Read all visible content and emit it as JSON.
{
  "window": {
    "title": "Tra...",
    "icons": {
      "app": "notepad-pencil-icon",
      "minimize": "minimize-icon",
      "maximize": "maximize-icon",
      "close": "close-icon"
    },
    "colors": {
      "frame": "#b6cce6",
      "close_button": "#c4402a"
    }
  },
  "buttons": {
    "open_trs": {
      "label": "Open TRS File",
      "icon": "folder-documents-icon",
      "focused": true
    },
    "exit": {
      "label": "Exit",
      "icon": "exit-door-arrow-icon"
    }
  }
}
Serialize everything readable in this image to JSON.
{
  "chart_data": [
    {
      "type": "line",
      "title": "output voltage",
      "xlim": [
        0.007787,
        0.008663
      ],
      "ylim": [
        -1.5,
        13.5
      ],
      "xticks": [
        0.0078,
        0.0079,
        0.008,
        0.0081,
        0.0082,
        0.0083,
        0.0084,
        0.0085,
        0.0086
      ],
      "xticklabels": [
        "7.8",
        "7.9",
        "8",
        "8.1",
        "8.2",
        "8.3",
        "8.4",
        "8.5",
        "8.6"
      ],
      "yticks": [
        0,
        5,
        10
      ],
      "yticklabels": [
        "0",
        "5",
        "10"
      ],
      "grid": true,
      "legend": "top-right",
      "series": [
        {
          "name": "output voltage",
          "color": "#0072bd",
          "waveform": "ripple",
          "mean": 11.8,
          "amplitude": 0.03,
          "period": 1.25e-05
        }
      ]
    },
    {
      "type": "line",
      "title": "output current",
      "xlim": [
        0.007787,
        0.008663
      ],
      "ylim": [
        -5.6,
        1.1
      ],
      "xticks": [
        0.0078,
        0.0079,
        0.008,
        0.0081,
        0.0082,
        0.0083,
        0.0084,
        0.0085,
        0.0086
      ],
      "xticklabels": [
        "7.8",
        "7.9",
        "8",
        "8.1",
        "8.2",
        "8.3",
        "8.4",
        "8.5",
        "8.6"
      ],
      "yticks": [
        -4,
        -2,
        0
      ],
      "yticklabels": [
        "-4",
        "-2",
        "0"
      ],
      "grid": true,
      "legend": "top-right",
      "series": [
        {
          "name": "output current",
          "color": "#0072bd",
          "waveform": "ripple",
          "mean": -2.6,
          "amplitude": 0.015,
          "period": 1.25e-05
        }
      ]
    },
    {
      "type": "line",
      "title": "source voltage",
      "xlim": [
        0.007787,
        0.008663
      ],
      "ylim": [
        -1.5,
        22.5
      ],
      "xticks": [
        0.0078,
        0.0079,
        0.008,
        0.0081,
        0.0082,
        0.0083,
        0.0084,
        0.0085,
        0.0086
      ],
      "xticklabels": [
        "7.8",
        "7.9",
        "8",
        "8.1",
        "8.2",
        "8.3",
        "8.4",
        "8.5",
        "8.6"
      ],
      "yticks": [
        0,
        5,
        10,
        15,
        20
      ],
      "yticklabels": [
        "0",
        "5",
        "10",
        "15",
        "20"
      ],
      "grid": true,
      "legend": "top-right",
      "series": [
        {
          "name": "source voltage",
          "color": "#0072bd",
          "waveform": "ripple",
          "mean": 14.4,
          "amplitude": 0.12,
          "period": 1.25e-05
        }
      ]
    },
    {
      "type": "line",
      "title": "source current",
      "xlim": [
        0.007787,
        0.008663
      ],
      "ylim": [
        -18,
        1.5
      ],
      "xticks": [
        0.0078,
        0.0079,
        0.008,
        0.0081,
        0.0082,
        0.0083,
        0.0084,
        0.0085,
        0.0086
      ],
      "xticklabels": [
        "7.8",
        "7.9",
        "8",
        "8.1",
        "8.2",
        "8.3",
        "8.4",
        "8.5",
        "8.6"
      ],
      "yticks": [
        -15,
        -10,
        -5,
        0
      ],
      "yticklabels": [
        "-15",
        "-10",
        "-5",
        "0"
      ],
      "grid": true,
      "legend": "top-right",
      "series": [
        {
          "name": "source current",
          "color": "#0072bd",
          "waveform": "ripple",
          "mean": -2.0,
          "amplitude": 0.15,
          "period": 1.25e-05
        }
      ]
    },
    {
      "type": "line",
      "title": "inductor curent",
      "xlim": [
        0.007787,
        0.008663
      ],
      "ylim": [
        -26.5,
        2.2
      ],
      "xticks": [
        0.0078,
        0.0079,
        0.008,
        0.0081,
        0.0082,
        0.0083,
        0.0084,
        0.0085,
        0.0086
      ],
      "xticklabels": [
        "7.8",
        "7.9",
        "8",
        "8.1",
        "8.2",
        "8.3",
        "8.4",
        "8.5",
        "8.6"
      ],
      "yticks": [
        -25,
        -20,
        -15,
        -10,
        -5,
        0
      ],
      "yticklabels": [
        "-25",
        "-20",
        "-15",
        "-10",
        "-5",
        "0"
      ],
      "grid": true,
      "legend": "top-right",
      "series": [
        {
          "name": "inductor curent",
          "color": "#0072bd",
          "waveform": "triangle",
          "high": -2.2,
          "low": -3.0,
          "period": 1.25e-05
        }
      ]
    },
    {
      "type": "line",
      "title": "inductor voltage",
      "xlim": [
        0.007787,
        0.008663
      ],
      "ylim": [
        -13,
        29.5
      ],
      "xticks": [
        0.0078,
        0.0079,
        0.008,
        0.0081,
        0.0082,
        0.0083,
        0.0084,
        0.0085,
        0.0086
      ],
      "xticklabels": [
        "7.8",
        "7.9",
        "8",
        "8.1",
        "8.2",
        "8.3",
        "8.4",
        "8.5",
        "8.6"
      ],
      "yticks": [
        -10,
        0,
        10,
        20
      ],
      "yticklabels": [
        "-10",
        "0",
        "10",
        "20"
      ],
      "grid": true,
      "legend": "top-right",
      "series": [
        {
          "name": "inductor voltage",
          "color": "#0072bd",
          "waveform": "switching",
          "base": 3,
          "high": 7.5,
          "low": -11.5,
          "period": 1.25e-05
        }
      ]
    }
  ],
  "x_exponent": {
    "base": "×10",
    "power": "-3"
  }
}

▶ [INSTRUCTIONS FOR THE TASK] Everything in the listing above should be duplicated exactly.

▶ [ANSWER BOX]
Read all visible content and emit it as JSON.
{
  "window": {
    "title": "Tra...",
    "icons": {
      "app": "notepad-pencil-icon",
      "minimize": "minimize-icon",
      "maximize": "maximize-icon",
      "close": "close-icon"
    },
    "colors": {
      "frame": "#b6cce6",
      "close_button": "#c4402a"
    }
  },
  "buttons": {
    "open_trs": {
      "label": "Open TRS File",
      "icon": "folder-documents-icon",
      "focused": true
    },
    "exit": {
      "label": "Exit",
      "icon": "exit-door-arrow-icon"
    }
  }
}
Serialize everything readable in this image to JSON.
{
  "chart_data": [
    {
      "type": "line",
      "title": "output voltage",
      "xlim": [
        0.007787,
        0.008663
      ],
      "ylim": [
        -1.5,
        13.5
      ],
      "xticks": [
        0.0078,
        0.0079,
        0.008,
        0.0081,
        0.0082,
        0.0083,
        0.0084,
        0.0085,
        0.0086
      ],
      "xticklabels": [
        "7.8",
        "7.9",
        "8",
        "8.1",
        "8.2",
        "8.3",
        "8.4",
        "8.5",
        "8.6"
      ],
      "yticks": [
        0,
        5,
        10
      ],
      "yticklabels": [
        "0",
        "5",
        "10"
      ],
      "grid": true,
      "legend": "top-right",
      "series": [
        {
          "name": "output voltage",
          "color": "#0072bd",
          "waveform": "ripple",
          "mean": 11.8,
          "amplitude": 0.03,
          "period": 1.25e-05
        }
      ]
    },
    {
      "type": "line",
      "title": "output current",
      "xlim": [
        0.007787,
        0.008663
      ],
      "ylim": [
        -5.6,
        1.1
      ],
      "xticks": [
        0.0078,
        0.0079,
        0.008,
        0.0081,
        0.0082,
        0.0083,
        0.0084,
        0.0085,
        0.0086
      ],
      "xticklabels": [
        "7.8",
        "7.9",
        "8",
        "8.1",
        "8.2",
        "8.3",
        "8.4",
        "8.5",
        "8.6"
      ],
      "yticks": [
        -4,
        -2,
        0
      ],
      "yticklabels": [
        "-4",
        "-2",
        "0"
      ],
      "grid": true,
      "legend": "top-right",
      "series": [
        {
          "name": "output current",
          "color": "#0072bd",
          "waveform": "ripple",
          "mean": -2.6,
          "amplitude": 0.015,
          "period": 1.25e-05
        }
      ]
    },
    {
      "type": "line",
      "title": "source voltage",
      "xlim": [
        0.007787,
        0.008663
      ],
      "ylim": [
        -1.5,
        22.5
      ],
      "xticks": [
        0.0078,
        0.0079,
        0.008,
        0.0081,
        0.0082,
        0.0083,
        0.0084,
        0.0085,
        0.0086
      ],
      "xticklabels": [
        "7.8",
        "7.9",
        "8",
        "8.1",
        "8.2",
        "8.3",
        "8.4",
        "8.5",
        "8.6"
      ],
      "yticks": [
        0,
        5,
        10,
        15,
        20
      ],
      "yticklabels": [
        "0",
        "5",
        "10",
        "15",
        "20"
      ],
      "grid": true,
      "legend": "top-right",
      "series": [
        {
          "name": "source voltage",
          "color": "#0072bd",
          "waveform": "ripple",
          "mean": 14.4,
          "amplitude": 0.12,
          "period": 1.25e-05
        }
      ]
    },
    {
      "type": "line",
      "title": "source current",
      "xlim": [
        0.007787,
        0.008663
      ],
      "ylim": [
        -18,
        1.5
      ],
      "xticks": [
        0.0078,
        0.0079,
        0.008,
        0.0081,
        0.0082,
        0.0083,
        0.0084,
        0.0085,
        0.0086
      ],
      "xticklabels": [
        "7.8",
        "7.9",
        "8",
        "8.1",
        "8.2",
        "8.3",
        "8.4",
        "8.5",
        "8.6"
      ],
      "yticks": [
        -15,
        -10,
        -5,
        0
      ],
      "yticklabels": [
        "-15",
        "-10",
        "-5",
        "0"
      ],
      "grid": true,
      "legend": "top-right",
      "series": [
        {
          "name": "source current",
          "color": "#0072bd",
          "waveform": "ripple",
          "mean": -2.0,
          "amplitude": 0.15,
          "period": 1.25e-05
        }
      ]
    },
    {
      "type": "line",
      "title": "inductor curent",
      "xlim": [
        0.007787,
        0.008663
      ],
      "ylim": [
        -26.5,
        2.2
      ],
      "xticks": [
        0.0078,
        0.0079,
        0.008,
        0.0081,
        0.0082,
        0.0083,
        0.0084,
        0.0085,
        0.0086
      ],
      "xticklabels": [
        "7.8",
        "7.9",
        "8",
        "8.1",
        "8.2",
        "8.3",
        "8.4",
        "8.5",
        "8.6"
      ],
      "yticks": [
        -25,
        -20,
        -15,
        -10,
        -5,
        0
      ],
      "yticklabels": [
        "-25",
        "-20",
        "-15",
        "-10",
        "-5",
        "0"
      ],
      "grid": true,
      "legend": "top-right",
      "series": [
        {
          "name": "inductor curent",
          "color": "#0072bd",
          "waveform": "triangle",
          "high": -2.2,
          "low": -3.0,
          "period": 1.25e-05
        }
      ]
    },
    {
      "type": "line",
      "title": "inductor voltage",
      "xlim": [
        0.007787,
        0.008663
      ],
      "ylim": [
        -13,
        29.5
      ],
      "xticks": [
        0.0078,
        0.0079,
        0.008,
        0.0081,
        0.0082,
        0.0083,
        0.0084,
        0.0085,
        0.0086
      ],
      "xticklabels": [
        "7.8",
        "7.9",
        "8",
        "8.1",
        "8.2",
        "8.3",
        "8.4",
        "8.5",
        "8.6"
      ],
      "yticks": [
        -10,
        0,
        10,
        20
      ],
      "yticklabels": [
        "-10",
        "0",
        "10",
        "20"
      ],
      "grid": true,
      "legend": "top-right",
      "series": [
        {
          "name": "inductor voltage",
          "color": "#0072bd",
          "waveform": "switching",
          "base": 3,
          "high": 7.5,
          "low": -11.5,
          "period": 1.25e-05
        }
      ]
    }
  ],
  "x_exponent": {
    "base": "×10",
    "power": "-3"
  }
}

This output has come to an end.